**What needs to be done:** Which lines below hold the word "JSON"? Copy all of them.

**The data:**
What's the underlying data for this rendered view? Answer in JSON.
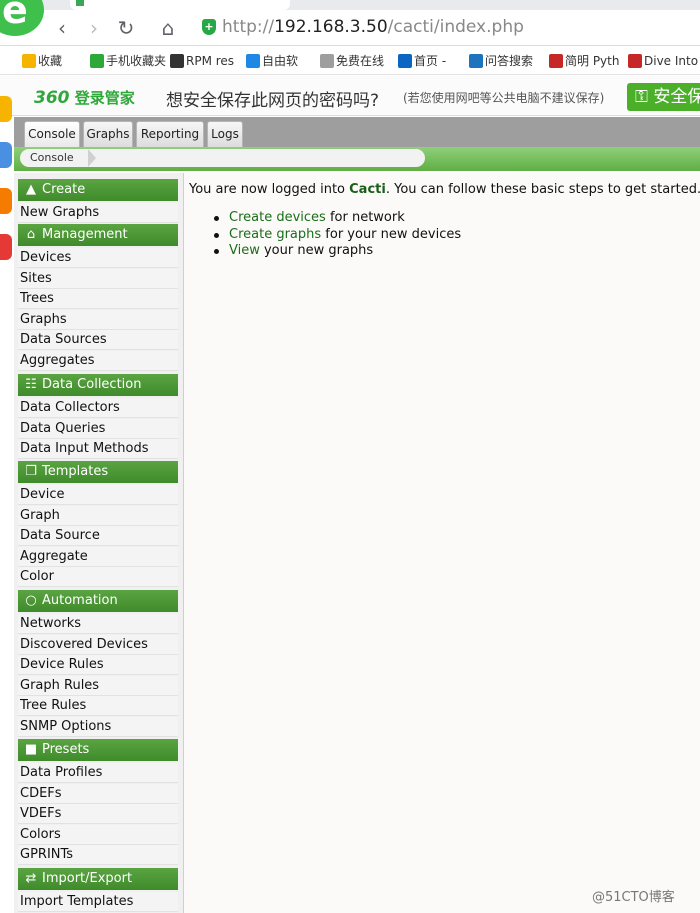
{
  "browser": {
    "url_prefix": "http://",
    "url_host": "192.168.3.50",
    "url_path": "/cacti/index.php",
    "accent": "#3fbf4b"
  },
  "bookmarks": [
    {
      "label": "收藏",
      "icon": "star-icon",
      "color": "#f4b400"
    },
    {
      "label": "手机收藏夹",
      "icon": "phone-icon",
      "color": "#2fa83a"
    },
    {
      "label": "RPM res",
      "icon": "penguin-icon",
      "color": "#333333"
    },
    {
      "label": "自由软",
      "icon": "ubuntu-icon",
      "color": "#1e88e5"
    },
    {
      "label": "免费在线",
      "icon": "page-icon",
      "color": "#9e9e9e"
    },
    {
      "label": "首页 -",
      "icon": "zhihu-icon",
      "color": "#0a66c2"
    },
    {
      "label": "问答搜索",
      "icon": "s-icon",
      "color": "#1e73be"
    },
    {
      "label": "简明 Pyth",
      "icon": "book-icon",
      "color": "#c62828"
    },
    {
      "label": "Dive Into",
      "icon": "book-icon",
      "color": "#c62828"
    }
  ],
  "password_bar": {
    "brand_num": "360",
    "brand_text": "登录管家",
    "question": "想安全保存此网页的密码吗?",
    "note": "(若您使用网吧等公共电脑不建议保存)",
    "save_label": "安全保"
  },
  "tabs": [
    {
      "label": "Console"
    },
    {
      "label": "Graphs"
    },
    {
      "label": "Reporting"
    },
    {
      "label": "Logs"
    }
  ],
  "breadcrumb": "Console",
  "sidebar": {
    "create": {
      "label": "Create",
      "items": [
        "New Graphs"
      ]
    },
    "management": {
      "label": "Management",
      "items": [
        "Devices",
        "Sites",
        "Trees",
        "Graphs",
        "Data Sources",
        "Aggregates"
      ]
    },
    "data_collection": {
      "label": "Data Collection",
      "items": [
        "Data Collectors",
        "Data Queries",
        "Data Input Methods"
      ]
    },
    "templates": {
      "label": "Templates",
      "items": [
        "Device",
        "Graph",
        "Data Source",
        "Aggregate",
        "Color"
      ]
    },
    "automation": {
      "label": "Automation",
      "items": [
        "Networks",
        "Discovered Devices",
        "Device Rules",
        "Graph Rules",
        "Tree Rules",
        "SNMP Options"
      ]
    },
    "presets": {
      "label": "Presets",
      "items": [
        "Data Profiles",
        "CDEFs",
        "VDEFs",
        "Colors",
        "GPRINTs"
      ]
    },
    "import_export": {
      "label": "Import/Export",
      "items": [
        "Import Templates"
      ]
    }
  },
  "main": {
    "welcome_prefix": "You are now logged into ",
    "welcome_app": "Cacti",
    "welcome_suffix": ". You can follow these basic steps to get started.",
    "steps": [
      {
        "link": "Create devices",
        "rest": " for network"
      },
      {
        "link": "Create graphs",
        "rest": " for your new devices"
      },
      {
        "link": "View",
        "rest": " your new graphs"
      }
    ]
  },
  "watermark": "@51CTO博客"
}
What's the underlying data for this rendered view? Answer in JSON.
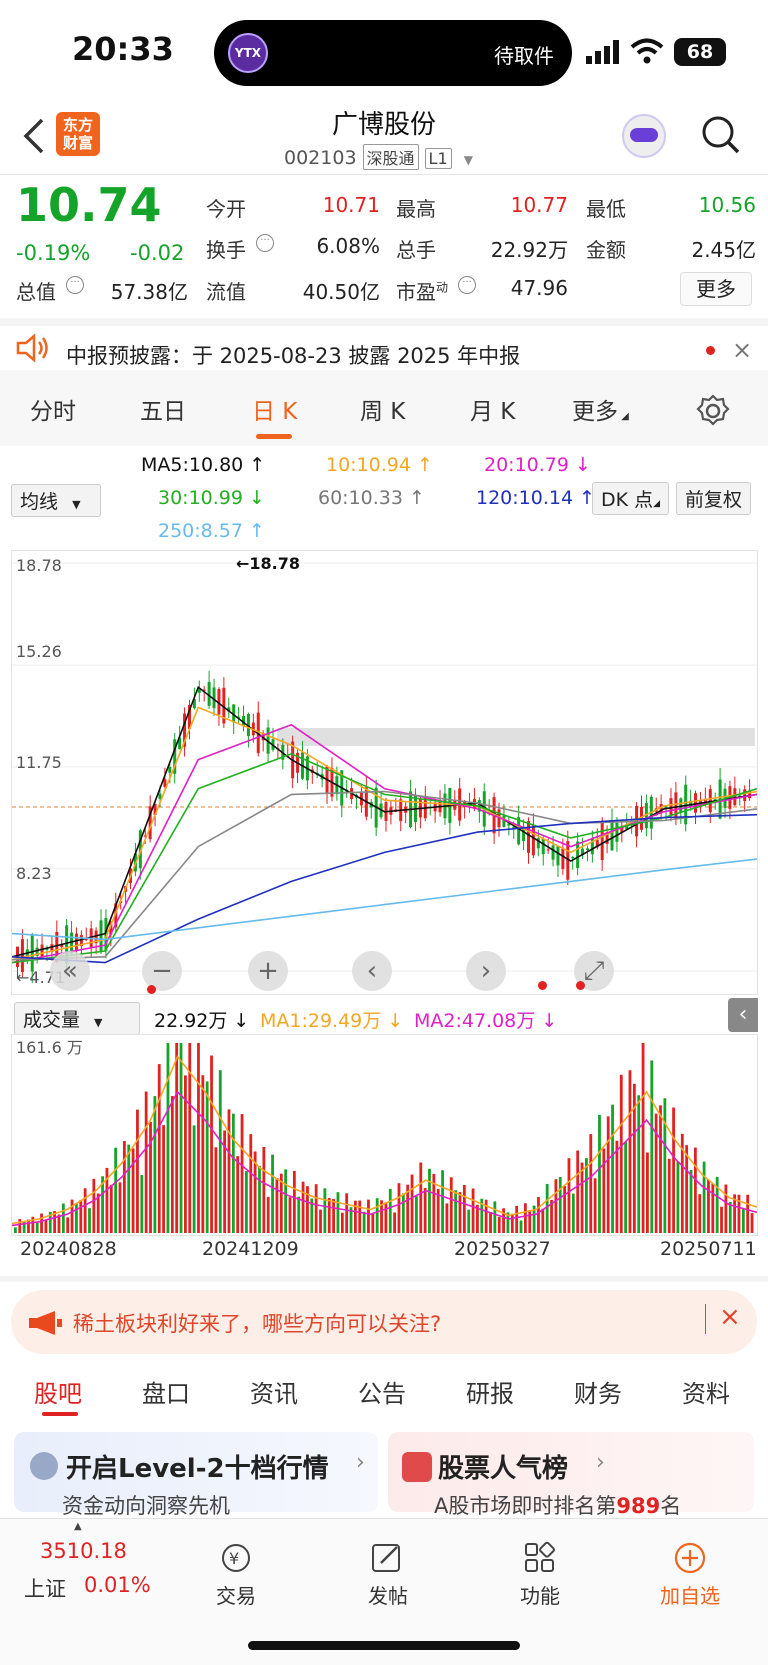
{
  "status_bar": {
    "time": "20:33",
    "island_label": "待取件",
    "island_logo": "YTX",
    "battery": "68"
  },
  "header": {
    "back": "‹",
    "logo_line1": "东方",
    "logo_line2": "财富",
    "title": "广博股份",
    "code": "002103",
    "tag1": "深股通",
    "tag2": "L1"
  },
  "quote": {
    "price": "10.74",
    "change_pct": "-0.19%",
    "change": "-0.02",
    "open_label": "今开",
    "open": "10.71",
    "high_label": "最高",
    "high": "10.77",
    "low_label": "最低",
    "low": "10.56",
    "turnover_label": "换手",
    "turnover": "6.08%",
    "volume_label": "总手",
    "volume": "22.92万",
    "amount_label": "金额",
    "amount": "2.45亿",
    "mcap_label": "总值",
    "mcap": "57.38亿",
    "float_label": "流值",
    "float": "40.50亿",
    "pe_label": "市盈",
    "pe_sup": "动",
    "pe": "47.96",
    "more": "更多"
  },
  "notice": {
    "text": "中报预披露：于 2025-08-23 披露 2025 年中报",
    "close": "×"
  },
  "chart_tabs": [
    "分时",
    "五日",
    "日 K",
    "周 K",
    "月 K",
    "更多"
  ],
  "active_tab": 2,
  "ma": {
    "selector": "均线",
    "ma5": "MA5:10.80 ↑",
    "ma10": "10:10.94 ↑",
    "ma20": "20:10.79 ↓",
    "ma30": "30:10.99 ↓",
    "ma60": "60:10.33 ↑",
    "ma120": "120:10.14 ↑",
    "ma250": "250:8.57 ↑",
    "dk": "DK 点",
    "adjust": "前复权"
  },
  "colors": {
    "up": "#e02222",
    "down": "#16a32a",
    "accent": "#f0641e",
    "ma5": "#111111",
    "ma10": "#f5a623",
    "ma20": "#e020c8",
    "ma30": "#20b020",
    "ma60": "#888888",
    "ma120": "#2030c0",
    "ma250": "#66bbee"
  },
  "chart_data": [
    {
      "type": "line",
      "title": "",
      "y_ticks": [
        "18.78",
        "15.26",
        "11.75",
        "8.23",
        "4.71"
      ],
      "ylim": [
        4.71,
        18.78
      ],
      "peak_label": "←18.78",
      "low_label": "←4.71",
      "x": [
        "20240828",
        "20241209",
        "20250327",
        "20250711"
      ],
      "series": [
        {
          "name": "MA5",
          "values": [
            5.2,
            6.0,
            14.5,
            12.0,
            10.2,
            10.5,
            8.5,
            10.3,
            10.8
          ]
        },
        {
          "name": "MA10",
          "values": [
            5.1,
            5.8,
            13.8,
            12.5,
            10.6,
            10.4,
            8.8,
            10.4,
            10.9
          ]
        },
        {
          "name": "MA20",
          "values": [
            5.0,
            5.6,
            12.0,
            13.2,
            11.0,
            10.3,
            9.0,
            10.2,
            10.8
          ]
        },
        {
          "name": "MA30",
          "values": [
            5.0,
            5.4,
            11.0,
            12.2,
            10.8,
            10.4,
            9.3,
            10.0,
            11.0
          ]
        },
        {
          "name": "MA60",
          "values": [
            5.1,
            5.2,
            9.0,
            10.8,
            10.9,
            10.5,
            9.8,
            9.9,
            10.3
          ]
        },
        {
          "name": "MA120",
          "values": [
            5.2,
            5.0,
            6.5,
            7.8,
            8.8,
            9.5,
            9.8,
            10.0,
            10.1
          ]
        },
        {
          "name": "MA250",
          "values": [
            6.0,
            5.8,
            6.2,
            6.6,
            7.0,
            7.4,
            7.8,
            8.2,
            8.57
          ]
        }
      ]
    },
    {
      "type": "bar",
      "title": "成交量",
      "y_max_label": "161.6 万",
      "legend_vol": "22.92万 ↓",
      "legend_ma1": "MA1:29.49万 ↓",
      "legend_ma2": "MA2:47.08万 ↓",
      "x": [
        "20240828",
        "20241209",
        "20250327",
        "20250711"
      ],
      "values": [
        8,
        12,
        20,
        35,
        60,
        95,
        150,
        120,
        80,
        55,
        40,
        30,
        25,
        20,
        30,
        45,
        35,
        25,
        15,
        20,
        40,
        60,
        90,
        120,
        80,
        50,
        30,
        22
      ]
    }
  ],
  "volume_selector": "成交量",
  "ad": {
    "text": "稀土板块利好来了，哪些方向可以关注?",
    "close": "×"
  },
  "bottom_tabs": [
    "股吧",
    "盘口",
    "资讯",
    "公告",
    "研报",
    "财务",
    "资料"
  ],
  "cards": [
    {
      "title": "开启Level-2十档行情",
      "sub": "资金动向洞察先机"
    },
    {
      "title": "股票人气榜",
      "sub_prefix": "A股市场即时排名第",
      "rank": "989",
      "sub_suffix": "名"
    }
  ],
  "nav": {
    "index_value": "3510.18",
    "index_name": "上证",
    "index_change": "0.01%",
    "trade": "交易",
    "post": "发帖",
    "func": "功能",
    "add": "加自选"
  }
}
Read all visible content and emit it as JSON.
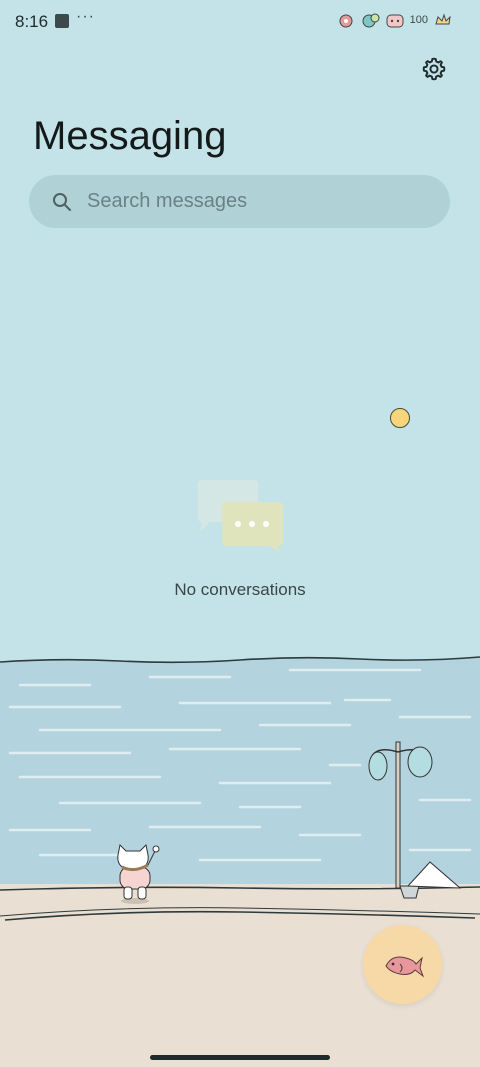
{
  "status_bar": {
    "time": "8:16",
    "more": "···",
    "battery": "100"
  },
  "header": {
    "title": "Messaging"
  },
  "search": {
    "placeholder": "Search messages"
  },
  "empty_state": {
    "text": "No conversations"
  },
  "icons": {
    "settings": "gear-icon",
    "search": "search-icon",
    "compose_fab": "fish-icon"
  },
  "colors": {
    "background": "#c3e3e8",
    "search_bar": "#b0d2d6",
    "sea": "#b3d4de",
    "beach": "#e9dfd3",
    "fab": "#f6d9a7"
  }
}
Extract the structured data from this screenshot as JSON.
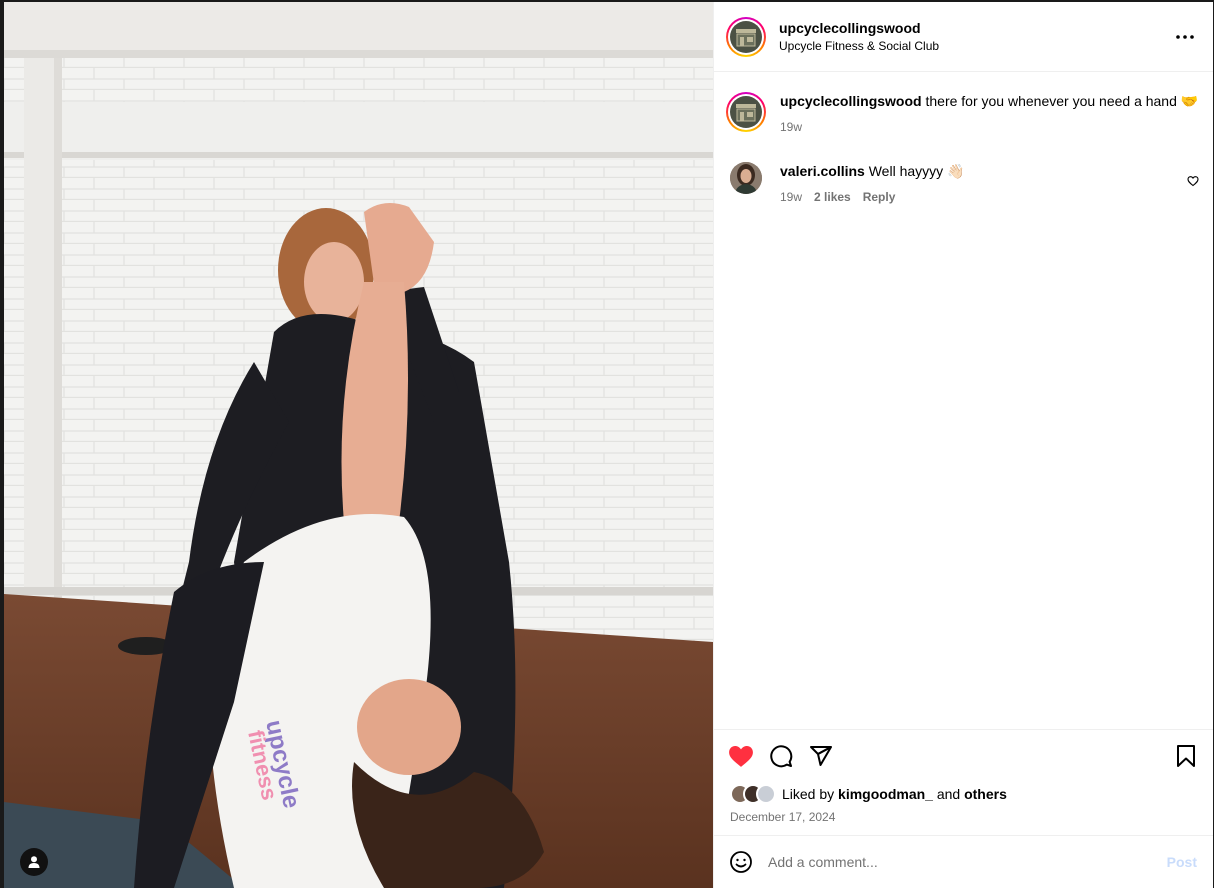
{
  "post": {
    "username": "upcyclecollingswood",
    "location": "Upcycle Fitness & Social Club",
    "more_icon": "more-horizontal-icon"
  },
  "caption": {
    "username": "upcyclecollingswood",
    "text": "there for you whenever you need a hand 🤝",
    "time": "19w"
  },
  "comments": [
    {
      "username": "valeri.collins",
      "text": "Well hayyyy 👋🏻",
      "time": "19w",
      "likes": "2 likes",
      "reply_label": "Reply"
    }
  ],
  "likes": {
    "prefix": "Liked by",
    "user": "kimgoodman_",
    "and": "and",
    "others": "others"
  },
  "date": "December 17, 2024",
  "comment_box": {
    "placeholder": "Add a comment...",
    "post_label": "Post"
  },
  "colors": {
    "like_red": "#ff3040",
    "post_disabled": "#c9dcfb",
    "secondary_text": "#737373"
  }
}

**Solved problem:**
What's the underlying data for this rendered view? Answer in JSON.
What's the underlying data for this rendered view? Answer in JSON.
Read all visible content and emit it as JSON.
Extract the structured data from this screenshot as JSON.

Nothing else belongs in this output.